David Dreier on Deliberative Democracy

Representative David Dreier (R-California), chair of the House Rules Committee, yesterday announced that he would retire from Congress at the end of his current term. Although it is common to criticize the institution, Dreier went out of his way to praise it:

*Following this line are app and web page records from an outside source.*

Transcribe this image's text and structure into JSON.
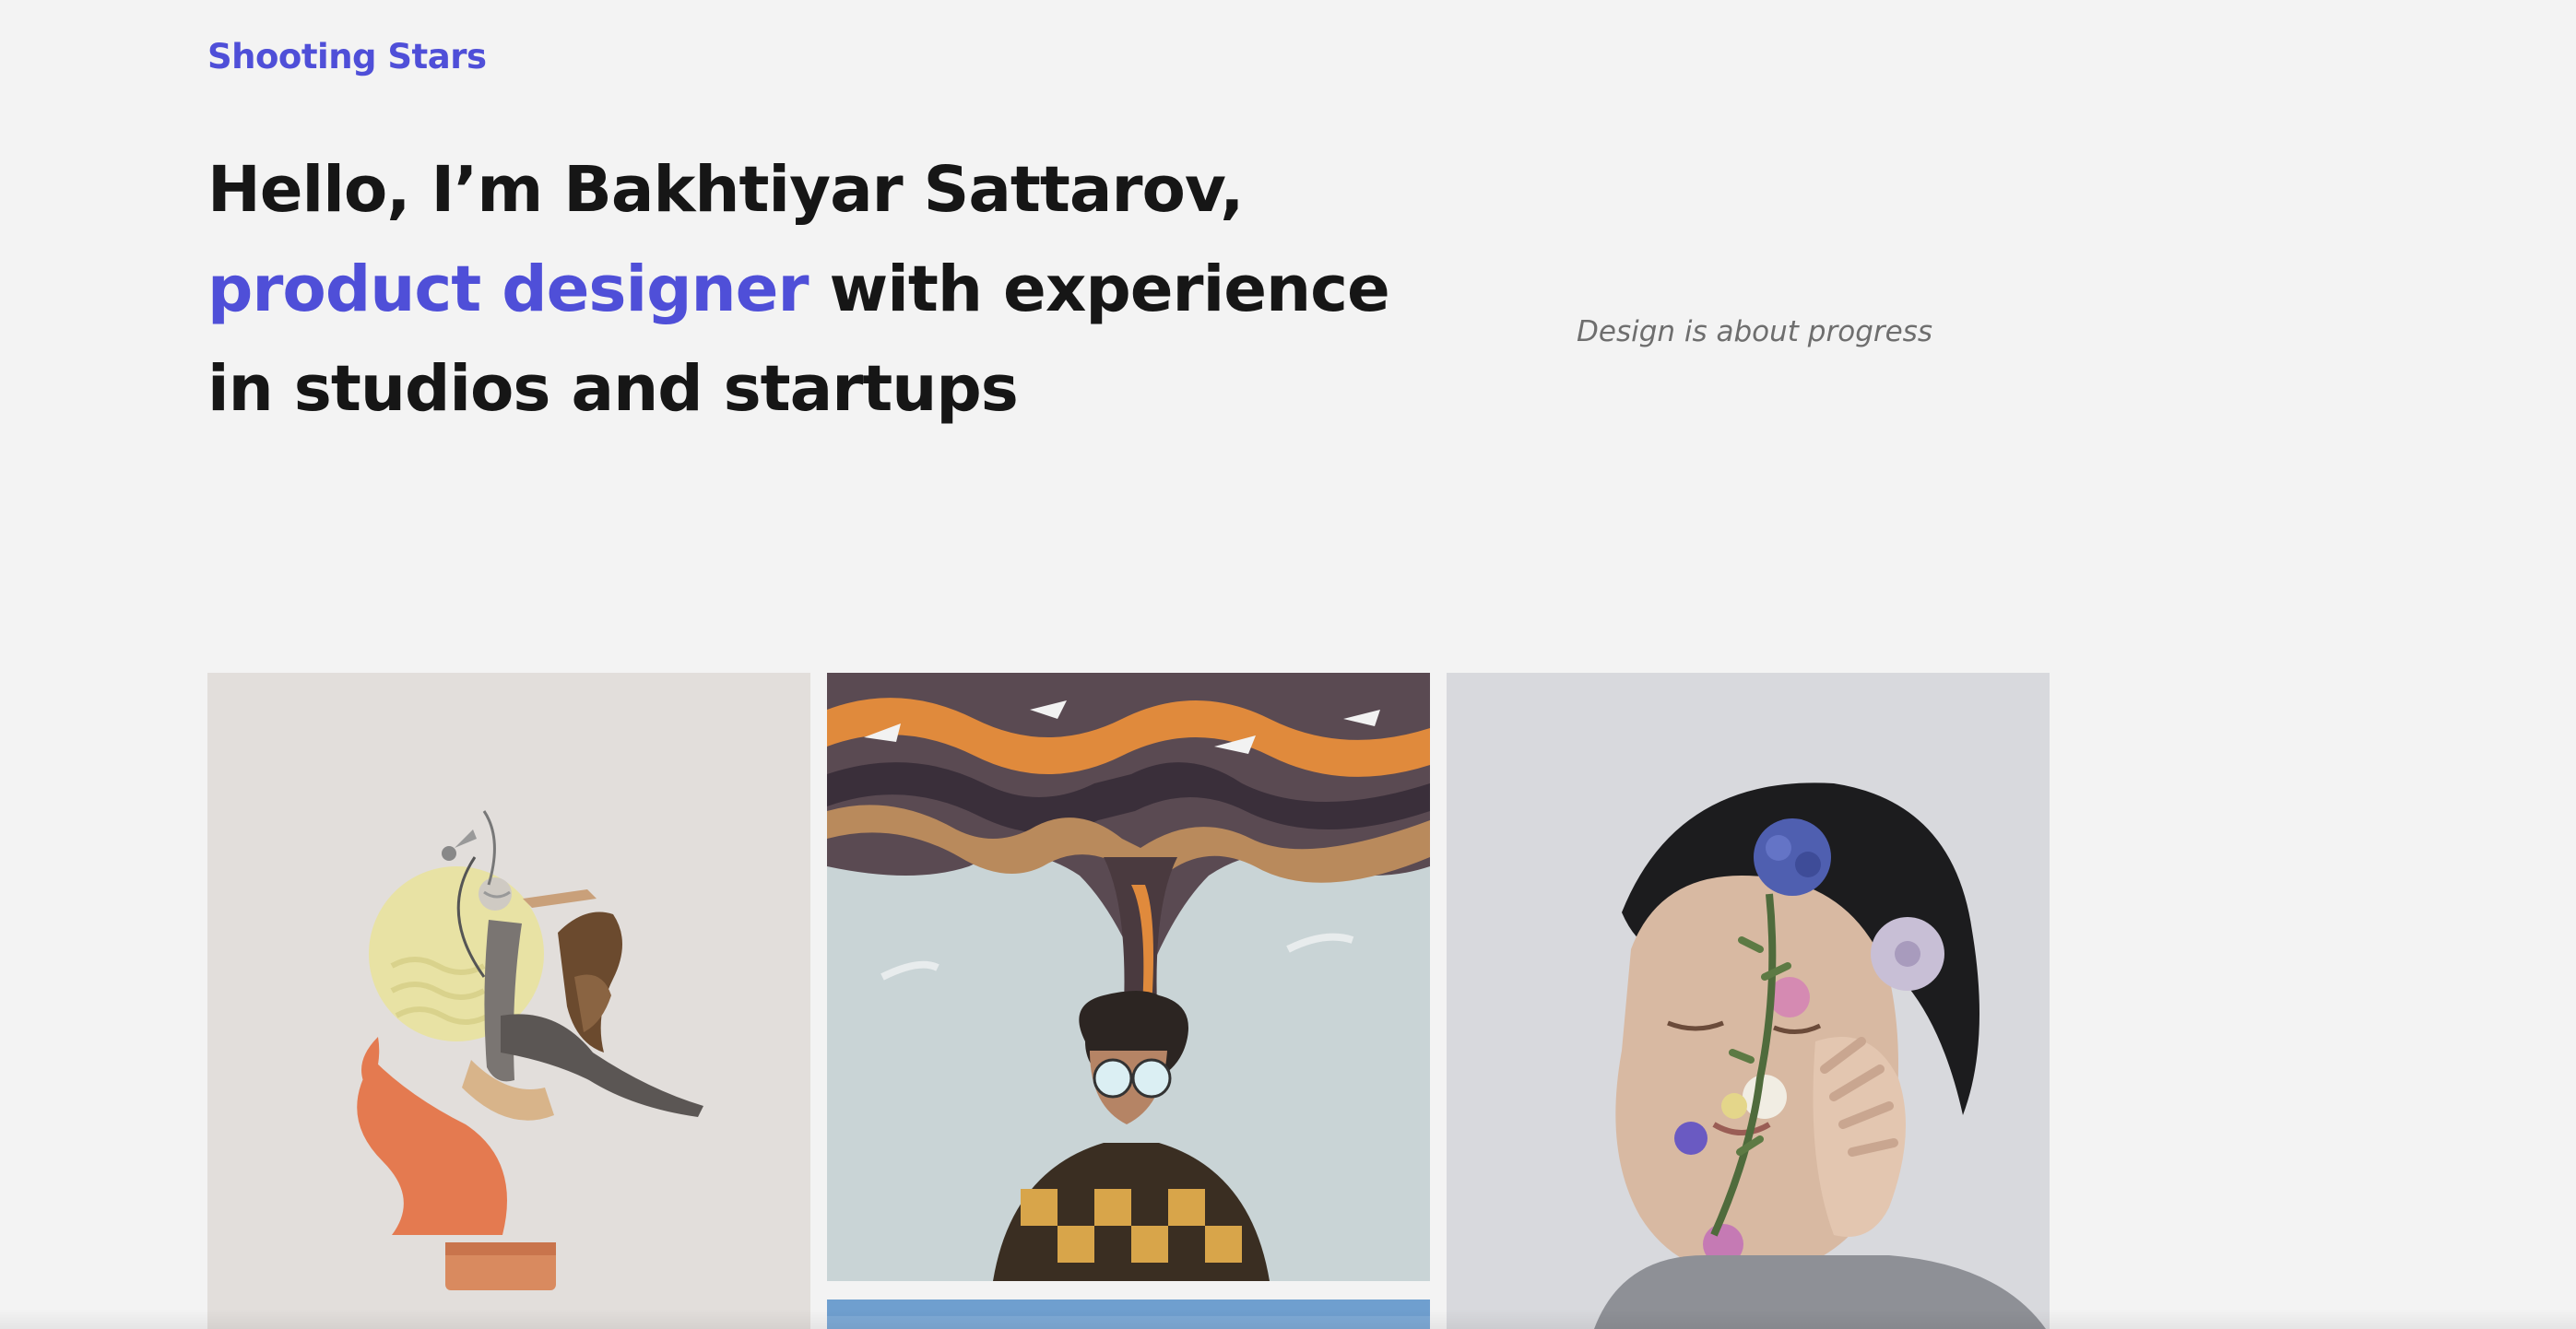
{
  "site": {
    "logo": "Shooting Stars"
  },
  "hero": {
    "line1": "Hello, I’m Bakhtiyar Sattarov,",
    "role": "product designer",
    "line2_rest": " with experience",
    "line3": "in studios and startups",
    "tagline": "Design is about progress"
  },
  "gallery": {
    "items": [
      {
        "icon": "dancer-collage-image"
      },
      {
        "icon": "smoke-head-portrait-image"
      },
      {
        "icon": "sky-landscape-image"
      },
      {
        "icon": "flower-face-portrait-image"
      }
    ]
  },
  "colors": {
    "accent": "#4f4fd8",
    "text": "#161616",
    "background": "#f3f3f3",
    "muted": "#6e6e6e"
  }
}
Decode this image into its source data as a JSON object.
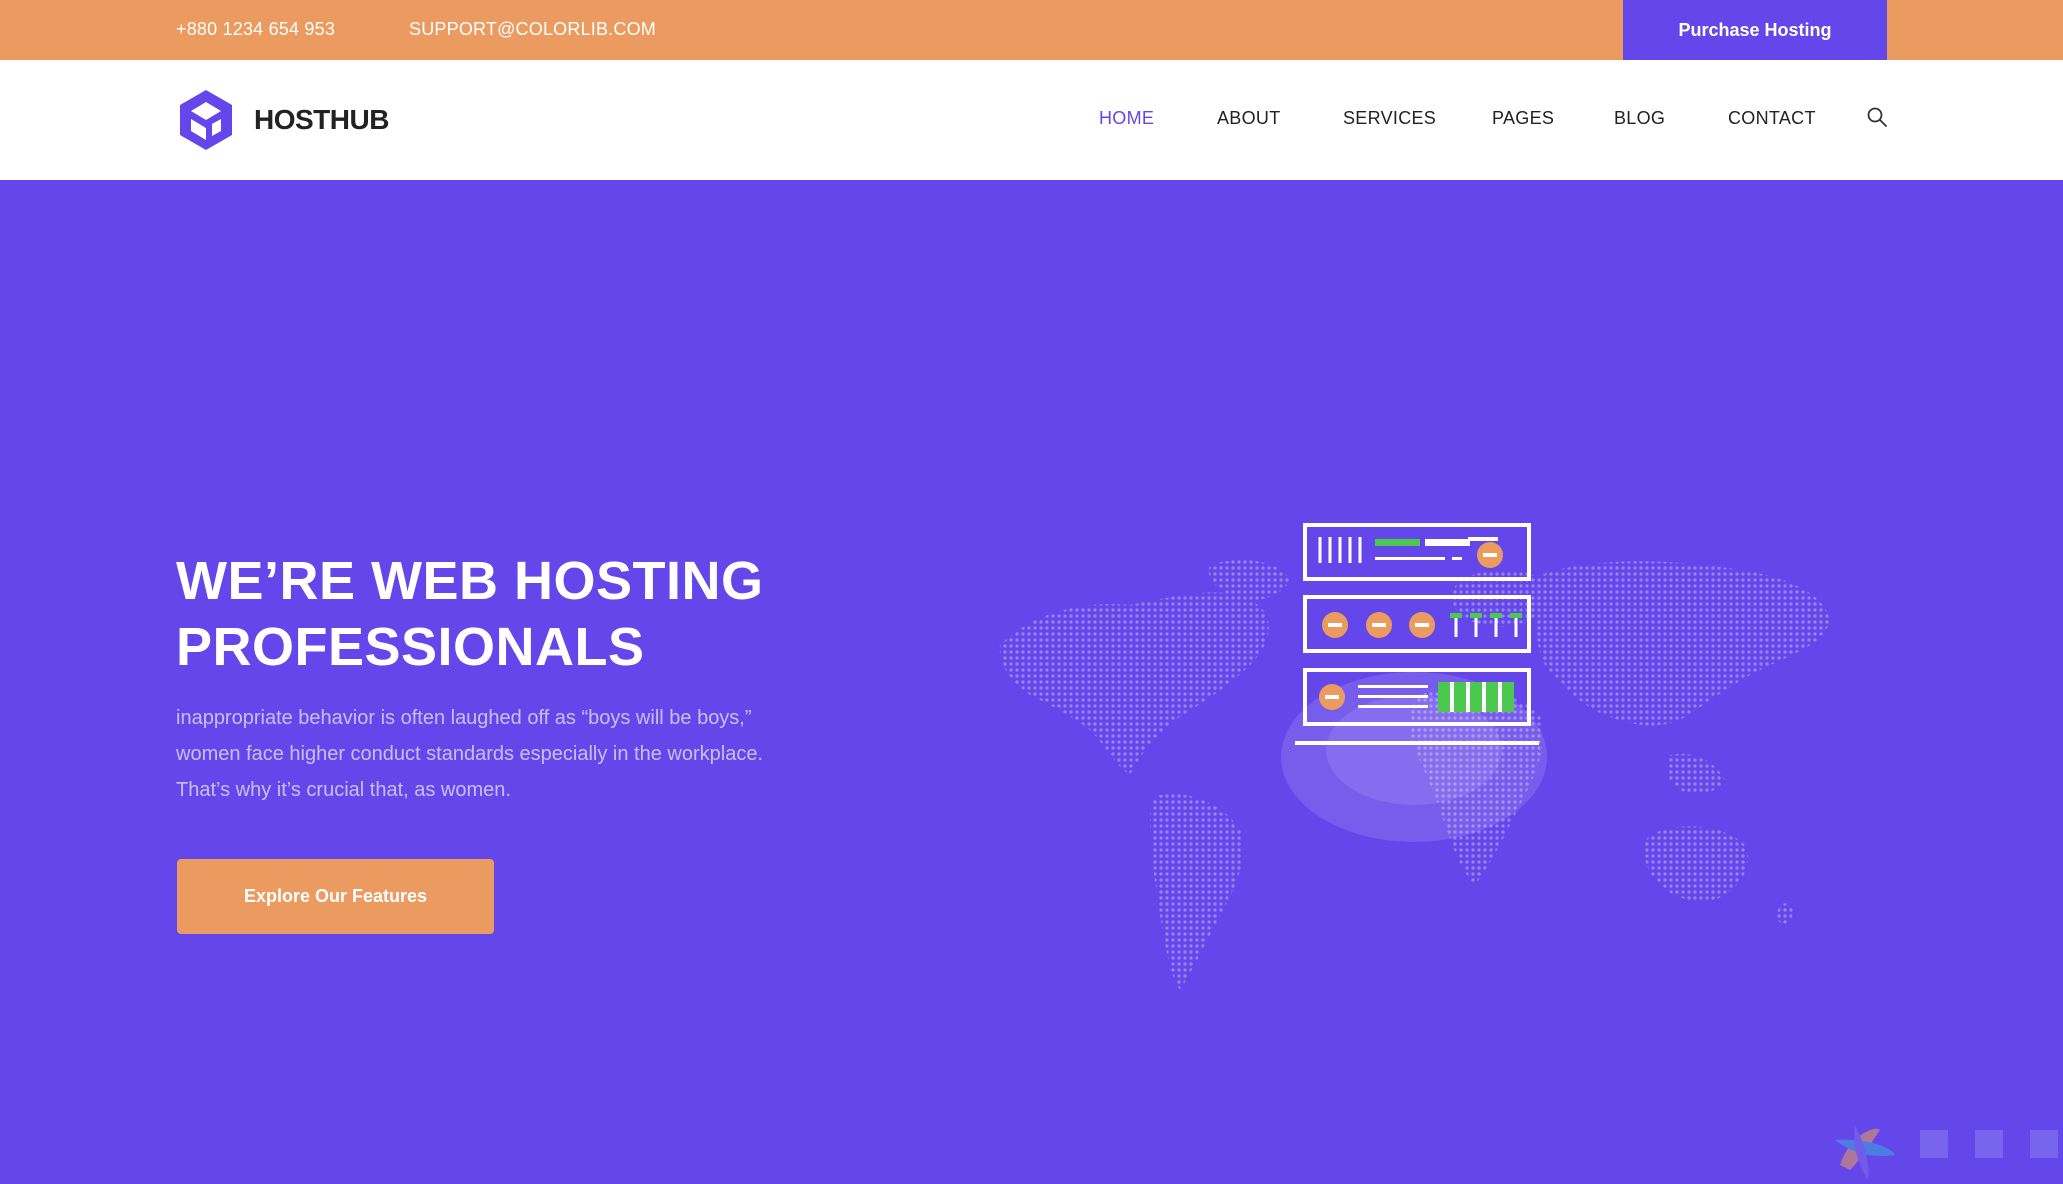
{
  "topbar": {
    "phone": "+880 1234 654 953",
    "email": "SUPPORT@COLORLIB.COM",
    "purchase_label": "Purchase Hosting"
  },
  "header": {
    "brand": "HOSTHUB",
    "nav": [
      {
        "label": "HOME",
        "active": true
      },
      {
        "label": "ABOUT"
      },
      {
        "label": "SERVICES"
      },
      {
        "label": "PAGES"
      },
      {
        "label": "BLOG"
      },
      {
        "label": "CONTACT"
      }
    ],
    "search_icon": "search-icon"
  },
  "hero": {
    "title_line1": "WE’RE WEB HOSTING",
    "title_line2": "PROFESSIONALS",
    "text": "inappropriate behavior is often laughed off as “boys will be boys,” women face higher conduct standards especially in the workplace. That’s why it’s crucial that, as women.",
    "cta_label": "Explore Our Features"
  },
  "colors": {
    "accent": "#6347ea",
    "orange": "#ec9b60",
    "white": "#ffffff"
  }
}
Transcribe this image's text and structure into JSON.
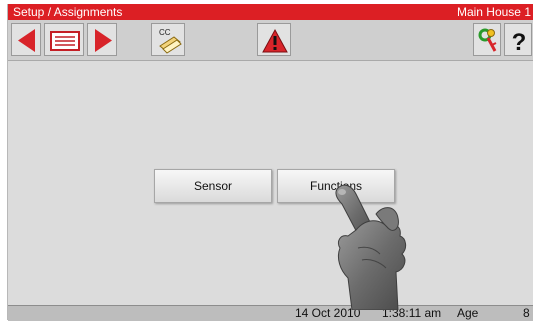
{
  "titlebar": {
    "breadcrumb": "Setup / Assignments",
    "location": "Main House 1"
  },
  "toolbar": {
    "buttons": [
      {
        "name": "back",
        "icon": "left-arrow-icon",
        "color": "#d8242a"
      },
      {
        "name": "history",
        "icon": "list-window-icon"
      },
      {
        "name": "forward",
        "icon": "right-arrow-icon",
        "color": "#d8242a"
      },
      {
        "name": "copy",
        "icon": "copy-document-icon",
        "label": "CC"
      },
      {
        "name": "alarm",
        "icon": "warning-triangle-icon",
        "color": "#d8242a"
      },
      {
        "name": "keys",
        "icon": "key-icon"
      },
      {
        "name": "help",
        "icon": "question-mark-icon",
        "label": "?"
      }
    ]
  },
  "main": {
    "buttons": [
      {
        "label": "Sensor"
      },
      {
        "label": "Functions"
      }
    ]
  },
  "statusbar": {
    "date": "14 Oct 2010",
    "time": "1:38:11 am",
    "age_label": "Age",
    "age_value": "8"
  },
  "colors": {
    "titlebar_bg": "#dc1f24",
    "screen_bg": "#dcdcdc"
  }
}
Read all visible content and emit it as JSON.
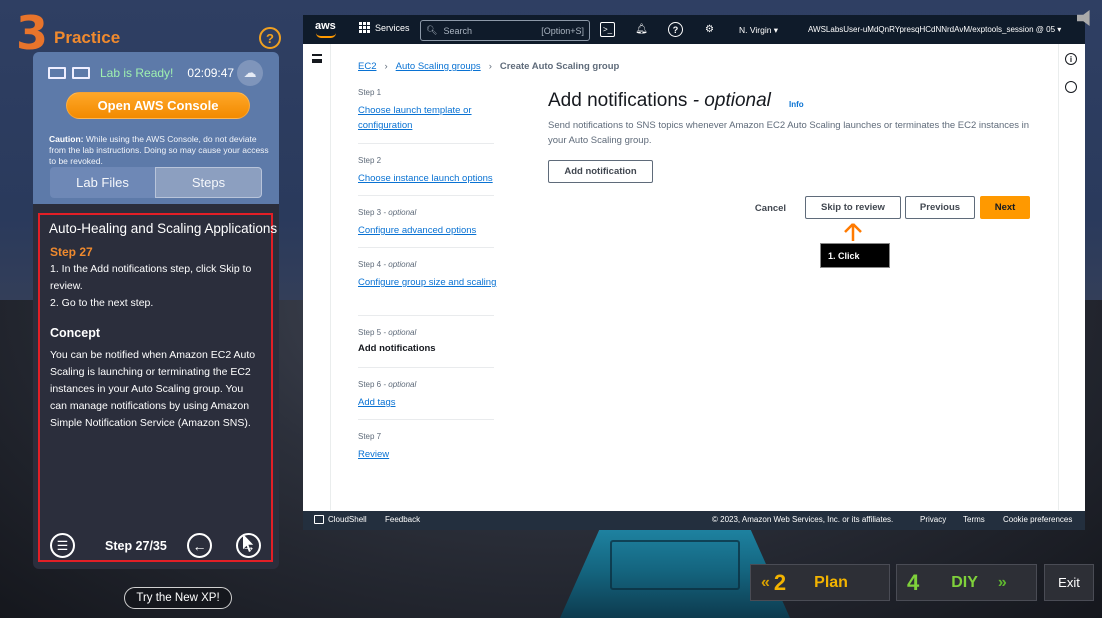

Now, I take the unusual step of announcing it from here in the well of the House because I am a proud institutionalist. I believe that this institution is as great as it has ever been. Mr. Speaker, I announce it from here because, between the Rules Committee upstairs where you serve with me, Mr. Speaker pro tem, and the House floor, this is where the people of California sent me to represent them.
Now, as we look at the challenges that lie ahead, they are very, very great. I deliberated over this decision, and I have to say that 3 years ago I contemplated leaving at the end of that Congress, but ultimately made a decision that I wanted to continue to serve through this term. I wanted to do so in hopes that we would win the majority, with a goal of pursuing the four-point platform that I had always run on, that being the pursuit of a free economy, limited government, a strong national defense, and personal freedom. Mr. Speaker, I wanted to work with not just my Republican colleagues, but my Democratic colleagues as well, working in a bipartisan way to accomplish a number of things.
Now, I do believe, again, Mr. Speaker, that this is the greatest deliberative body known to man. We've got a great deal of work that lies ahead throughout this year. But I'm looking forward to following the Madisonian directive--that Members of Congress, after serving here, should go out and live with the laws that have passed. I will say that, as passionate as we've been pursuing a pro-growth jobs-creating agenda, I look forward to doing that myself as I move into the private sector next year.
Mr. Speaker, I will say that I want to express my appreciation. I want to express my appreciation, Mr. Speaker, to lots of people. Of course the volunteers, family and friends, supporters, and the people who have offered prayers for our country on a regular basis. I also want to, most important, express my appreciation, Mr. Speaker, to the people of California who, back in 1978, when I was 25 years old living in a dormitory at my alma mater, Claremont McKenna College, they gave me the nomination for my party, and it's been a very, very exciting time.
I also want to say, Mr. Speaker, that I express my appreciation to the very, very dedicated public servants in my office in California and my offices here in Washington for their commitment to do the best job possible to help me represent the people of California.

The reference to deliberation was appropriate. Throughout his career, Dreier has given a great deal of thought to the role of deliberation in the legislative branch.

Our chapter on Congress includes a Dreier quotation from Elizabeth Drew's 1996 book about the GOP takeover of Congress. In the Contract with America, House Republicans promised to bring a package of major bills to the House floor within the first 100 days of the session. "The thing that has troubled me about the whole Hundred Days concept is that we're trying to do too much too quickly.  We're going against the Founding Fathers. They wanted us to be deliberative."